*** Data records

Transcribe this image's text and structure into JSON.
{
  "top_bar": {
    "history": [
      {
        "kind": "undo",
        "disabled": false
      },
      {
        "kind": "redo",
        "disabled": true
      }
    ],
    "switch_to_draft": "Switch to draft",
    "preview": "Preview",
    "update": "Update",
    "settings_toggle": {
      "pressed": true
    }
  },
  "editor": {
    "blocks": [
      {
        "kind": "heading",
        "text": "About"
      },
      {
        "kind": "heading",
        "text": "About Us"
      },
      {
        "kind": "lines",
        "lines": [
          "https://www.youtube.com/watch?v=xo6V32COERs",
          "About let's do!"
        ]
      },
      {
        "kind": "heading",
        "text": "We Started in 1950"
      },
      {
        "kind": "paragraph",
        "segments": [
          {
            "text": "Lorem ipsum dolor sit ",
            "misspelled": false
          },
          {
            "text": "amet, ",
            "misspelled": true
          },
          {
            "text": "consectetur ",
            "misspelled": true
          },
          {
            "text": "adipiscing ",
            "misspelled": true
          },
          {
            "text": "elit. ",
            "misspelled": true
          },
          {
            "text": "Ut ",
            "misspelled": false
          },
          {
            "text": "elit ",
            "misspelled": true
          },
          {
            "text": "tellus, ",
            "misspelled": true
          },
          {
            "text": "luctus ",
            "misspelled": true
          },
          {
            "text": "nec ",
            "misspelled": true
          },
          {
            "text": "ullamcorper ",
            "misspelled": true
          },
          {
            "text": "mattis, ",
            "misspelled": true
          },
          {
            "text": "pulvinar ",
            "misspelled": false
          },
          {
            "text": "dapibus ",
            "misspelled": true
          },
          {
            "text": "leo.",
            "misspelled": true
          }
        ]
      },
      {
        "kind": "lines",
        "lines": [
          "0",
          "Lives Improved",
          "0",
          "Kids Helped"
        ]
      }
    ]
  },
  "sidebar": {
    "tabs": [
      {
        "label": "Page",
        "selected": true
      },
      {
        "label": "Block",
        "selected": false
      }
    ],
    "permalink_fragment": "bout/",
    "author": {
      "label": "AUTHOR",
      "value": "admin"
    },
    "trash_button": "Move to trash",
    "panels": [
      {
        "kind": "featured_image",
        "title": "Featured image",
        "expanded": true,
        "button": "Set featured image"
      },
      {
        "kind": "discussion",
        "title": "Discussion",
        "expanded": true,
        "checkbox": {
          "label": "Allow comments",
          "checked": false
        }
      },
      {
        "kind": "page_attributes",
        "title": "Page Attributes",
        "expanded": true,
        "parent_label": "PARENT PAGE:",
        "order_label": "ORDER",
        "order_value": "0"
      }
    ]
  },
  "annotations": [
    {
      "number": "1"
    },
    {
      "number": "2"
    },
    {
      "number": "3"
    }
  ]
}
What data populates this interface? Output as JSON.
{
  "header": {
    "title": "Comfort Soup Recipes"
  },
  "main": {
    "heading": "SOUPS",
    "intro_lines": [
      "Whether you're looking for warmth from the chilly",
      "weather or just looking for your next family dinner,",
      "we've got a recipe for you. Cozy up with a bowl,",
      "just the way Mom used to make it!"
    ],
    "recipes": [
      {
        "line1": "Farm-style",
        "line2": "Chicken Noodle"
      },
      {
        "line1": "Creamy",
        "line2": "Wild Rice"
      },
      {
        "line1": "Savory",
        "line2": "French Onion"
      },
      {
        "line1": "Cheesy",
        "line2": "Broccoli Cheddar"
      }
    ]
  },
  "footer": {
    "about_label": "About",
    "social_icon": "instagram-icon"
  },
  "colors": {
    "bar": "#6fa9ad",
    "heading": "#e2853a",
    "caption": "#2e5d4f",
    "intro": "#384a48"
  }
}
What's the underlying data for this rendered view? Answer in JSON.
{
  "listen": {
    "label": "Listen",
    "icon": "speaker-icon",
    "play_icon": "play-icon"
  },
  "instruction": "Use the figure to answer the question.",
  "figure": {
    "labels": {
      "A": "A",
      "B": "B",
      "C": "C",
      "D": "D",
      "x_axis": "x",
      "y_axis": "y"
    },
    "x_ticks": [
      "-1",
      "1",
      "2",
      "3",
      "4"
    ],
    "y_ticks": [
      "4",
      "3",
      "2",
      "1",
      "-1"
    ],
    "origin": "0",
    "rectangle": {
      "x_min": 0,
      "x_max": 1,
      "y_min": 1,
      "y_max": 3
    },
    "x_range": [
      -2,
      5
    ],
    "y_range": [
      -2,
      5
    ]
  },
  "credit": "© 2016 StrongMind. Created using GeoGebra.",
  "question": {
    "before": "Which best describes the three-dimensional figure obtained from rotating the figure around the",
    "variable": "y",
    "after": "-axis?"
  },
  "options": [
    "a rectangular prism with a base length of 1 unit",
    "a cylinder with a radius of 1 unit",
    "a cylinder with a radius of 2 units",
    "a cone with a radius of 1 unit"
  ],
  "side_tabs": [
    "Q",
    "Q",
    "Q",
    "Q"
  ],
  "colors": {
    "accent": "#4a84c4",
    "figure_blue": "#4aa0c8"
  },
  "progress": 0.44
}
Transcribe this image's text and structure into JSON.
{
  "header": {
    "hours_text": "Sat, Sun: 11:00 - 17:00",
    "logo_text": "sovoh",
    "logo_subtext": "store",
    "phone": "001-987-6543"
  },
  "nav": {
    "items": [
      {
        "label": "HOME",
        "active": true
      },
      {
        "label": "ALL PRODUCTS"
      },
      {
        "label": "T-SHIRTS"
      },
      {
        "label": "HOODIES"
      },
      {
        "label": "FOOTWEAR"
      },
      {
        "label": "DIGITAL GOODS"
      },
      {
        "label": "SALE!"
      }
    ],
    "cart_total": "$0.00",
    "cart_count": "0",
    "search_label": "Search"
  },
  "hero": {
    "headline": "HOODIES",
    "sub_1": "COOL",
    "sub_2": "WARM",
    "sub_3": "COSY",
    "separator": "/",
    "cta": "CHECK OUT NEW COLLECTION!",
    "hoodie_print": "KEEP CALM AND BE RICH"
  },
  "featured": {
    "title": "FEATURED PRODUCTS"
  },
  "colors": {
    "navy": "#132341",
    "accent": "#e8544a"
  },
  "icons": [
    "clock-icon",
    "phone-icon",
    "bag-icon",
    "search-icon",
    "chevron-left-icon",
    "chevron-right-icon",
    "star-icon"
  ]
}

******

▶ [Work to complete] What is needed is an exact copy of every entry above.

▶ [Solution to this task]
Transcribe this image's text and structure into JSON.
{
  "top_bar": {
    "history": [
      {
        "kind": "undo",
        "disabled": false
      },
      {
        "kind": "redo",
        "disabled": true
      }
    ],
    "switch_to_draft": "Switch to draft",
    "preview": "Preview",
    "update": "Update",
    "settings_toggle": {
      "pressed": true
    }
  },
  "editor": {
    "blocks": [
      {
        "kind": "heading",
        "text": "About"
      },
      {
        "kind": "heading",
        "text": "About Us"
      },
      {
        "kind": "lines",
        "lines": [
          "https://www.youtube.com/watch?v=xo6V32COERs",
          "About let's do!"
        ]
      },
      {
        "kind": "heading",
        "text": "We Started in 1950"
      },
      {
        "kind": "paragraph",
        "segments": [
          {
            "text": "Lorem ipsum dolor sit ",
            "misspelled": false
          },
          {
            "text": "amet, ",
            "misspelled": true
          },
          {
            "text": "consectetur ",
            "misspelled": true
          },
          {
            "text": "adipiscing ",
            "misspelled": true
          },
          {
            "text": "elit. ",
            "misspelled": true
          },
          {
            "text": "Ut ",
            "misspelled": false
          },
          {
            "text": "elit ",
            "misspelled": true
          },
          {
            "text": "tellus, ",
            "misspelled": true
          },
          {
            "text": "luctus ",
            "misspelled": true
          },
          {
            "text": "nec ",
            "misspelled": true
          },
          {
            "text": "ullamcorper ",
            "misspelled": true
          },
          {
            "text": "mattis, ",
            "misspelled": true
          },
          {
            "text": "pulvinar ",
            "misspelled": false
          },
          {
            "text": "dapibus ",
            "misspelled": true
          },
          {
            "text": "leo.",
            "misspelled": true
          }
        ]
      },
      {
        "kind": "lines",
        "lines": [
          "0",
          "Lives Improved",
          "0",
          "Kids Helped"
        ]
      }
    ]
  },
  "sidebar": {
    "tabs": [
      {
        "label": "Page",
        "selected": true
      },
      {
        "label": "Block",
        "selected": false
      }
    ],
    "permalink_fragment": "bout/",
    "author": {
      "label": "AUTHOR",
      "value": "admin"
    },
    "trash_button": "Move to trash",
    "panels": [
      {
        "kind": "featured_image",
        "title": "Featured image",
        "expanded": true,
        "button": "Set featured image"
      },
      {
        "kind": "discussion",
        "title": "Discussion",
        "expanded": true,
        "checkbox": {
          "label": "Allow comments",
          "checked": false
        }
      },
      {
        "kind": "page_attributes",
        "title": "Page Attributes",
        "expanded": true,
        "parent_label": "PARENT PAGE:",
        "order_label": "ORDER",
        "order_value": "0"
      }
    ]
  },
  "annotations": [
    {
      "number": "1"
    },
    {
      "number": "2"
    },
    {
      "number": "3"
    }
  ]
}
What data populates this interface? Output as JSON.
{
  "header": {
    "title": "Comfort Soup Recipes"
  },
  "main": {
    "heading": "SOUPS",
    "intro_lines": [
      "Whether you're looking for warmth from the chilly",
      "weather or just looking for your next family dinner,",
      "we've got a recipe for you. Cozy up with a bowl,",
      "just the way Mom used to make it!"
    ],
    "recipes": [
      {
        "line1": "Farm-style",
        "line2": "Chicken Noodle"
      },
      {
        "line1": "Creamy",
        "line2": "Wild Rice"
      },
      {
        "line1": "Savory",
        "line2": "French Onion"
      },
      {
        "line1": "Cheesy",
        "line2": "Broccoli Cheddar"
      }
    ]
  },
  "footer": {
    "about_label": "About",
    "social_icon": "instagram-icon"
  },
  "colors": {
    "bar": "#6fa9ad",
    "heading": "#e2853a",
    "caption": "#2e5d4f",
    "intro": "#384a48"
  }
}
What's the underlying data for this rendered view? Answer in JSON.
{
  "listen": {
    "label": "Listen",
    "icon": "speaker-icon",
    "play_icon": "play-icon"
  },
  "instruction": "Use the figure to answer the question.",
  "figure": {
    "labels": {
      "A": "A",
      "B": "B",
      "C": "C",
      "D": "D",
      "x_axis": "x",
      "y_axis": "y"
    },
    "x_ticks": [
      "-1",
      "1",
      "2",
      "3",
      "4"
    ],
    "y_ticks": [
      "4",
      "3",
      "2",
      "1",
      "-1"
    ],
    "origin": "0",
    "rectangle": {
      "x_min": 0,
      "x_max": 1,
      "y_min": 1,
      "y_max": 3
    },
    "x_range": [
      -2,
      5
    ],
    "y_range": [
      -2,
      5
    ]
  },
  "credit": "© 2016 StrongMind. Created using GeoGebra.",
  "question": {
    "before": "Which best describes the three-dimensional figure obtained from rotating the figure around the",
    "variable": "y",
    "after": "-axis?"
  },
  "options": [
    "a rectangular prism with a base length of 1 unit",
    "a cylinder with a radius of 1 unit",
    "a cylinder with a radius of 2 units",
    "a cone with a radius of 1 unit"
  ],
  "side_tabs": [
    "Q",
    "Q",
    "Q",
    "Q"
  ],
  "colors": {
    "accent": "#4a84c4",
    "figure_blue": "#4aa0c8"
  },
  "progress": 0.44
}
Transcribe this image's text and structure into JSON.
{
  "header": {
    "hours_text": "Sat, Sun: 11:00 - 17:00",
    "logo_text": "sovoh",
    "logo_subtext": "store",
    "phone": "001-987-6543"
  },
  "nav": {
    "items": [
      {
        "label": "HOME",
        "active": true
      },
      {
        "label": "ALL PRODUCTS"
      },
      {
        "label": "T-SHIRTS"
      },
      {
        "label": "HOODIES"
      },
      {
        "label": "FOOTWEAR"
      },
      {
        "label": "DIGITAL GOODS"
      },
      {
        "label": "SALE!"
      }
    ],
    "cart_total": "$0.00",
    "cart_count": "0",
    "search_label": "Search"
  },
  "hero": {
    "headline": "HOODIES",
    "sub_1": "COOL",
    "sub_2": "WARM",
    "sub_3": "COSY",
    "separator": "/",
    "cta": "CHECK OUT NEW COLLECTION!",
    "hoodie_print": "KEEP CALM AND BE RICH"
  },
  "featured": {
    "title": "FEATURED PRODUCTS"
  },
  "colors": {
    "navy": "#132341",
    "accent": "#e8544a"
  },
  "icons": [
    "clock-icon",
    "phone-icon",
    "bag-icon",
    "search-icon",
    "chevron-left-icon",
    "chevron-right-icon",
    "star-icon"
  ]
}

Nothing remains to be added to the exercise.